### Aim of the exercise
Give every line from the entries that contains "topic".

[Dataset rows describing interfaces]
"""
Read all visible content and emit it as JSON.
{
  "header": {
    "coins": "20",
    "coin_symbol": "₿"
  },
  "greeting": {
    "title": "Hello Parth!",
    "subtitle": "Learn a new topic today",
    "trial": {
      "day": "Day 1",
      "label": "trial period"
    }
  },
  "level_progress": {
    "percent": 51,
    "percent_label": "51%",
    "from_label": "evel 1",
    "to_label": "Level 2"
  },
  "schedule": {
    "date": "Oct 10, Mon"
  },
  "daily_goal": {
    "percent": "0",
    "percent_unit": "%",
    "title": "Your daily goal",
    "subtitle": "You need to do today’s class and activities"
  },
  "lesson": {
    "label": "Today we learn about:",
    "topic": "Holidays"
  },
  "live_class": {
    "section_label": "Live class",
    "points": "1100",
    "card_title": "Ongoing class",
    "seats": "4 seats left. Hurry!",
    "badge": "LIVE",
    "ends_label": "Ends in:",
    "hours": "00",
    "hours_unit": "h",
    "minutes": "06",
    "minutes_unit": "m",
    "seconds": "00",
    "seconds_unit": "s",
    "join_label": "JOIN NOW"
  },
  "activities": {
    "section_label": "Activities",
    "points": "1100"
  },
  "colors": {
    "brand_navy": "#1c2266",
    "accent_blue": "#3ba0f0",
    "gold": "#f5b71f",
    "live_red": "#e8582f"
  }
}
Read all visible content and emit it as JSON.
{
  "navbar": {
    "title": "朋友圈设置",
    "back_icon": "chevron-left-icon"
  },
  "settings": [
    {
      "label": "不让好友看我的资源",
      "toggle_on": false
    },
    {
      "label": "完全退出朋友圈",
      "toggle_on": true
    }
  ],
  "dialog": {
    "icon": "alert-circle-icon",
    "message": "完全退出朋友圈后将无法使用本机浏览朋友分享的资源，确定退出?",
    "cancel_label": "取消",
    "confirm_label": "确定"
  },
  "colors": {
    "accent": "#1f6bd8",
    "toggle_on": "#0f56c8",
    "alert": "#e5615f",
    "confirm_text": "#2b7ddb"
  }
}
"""
### Exercise response
    "subtitle": "Learn a new topic today",
    "topic": "Holidays"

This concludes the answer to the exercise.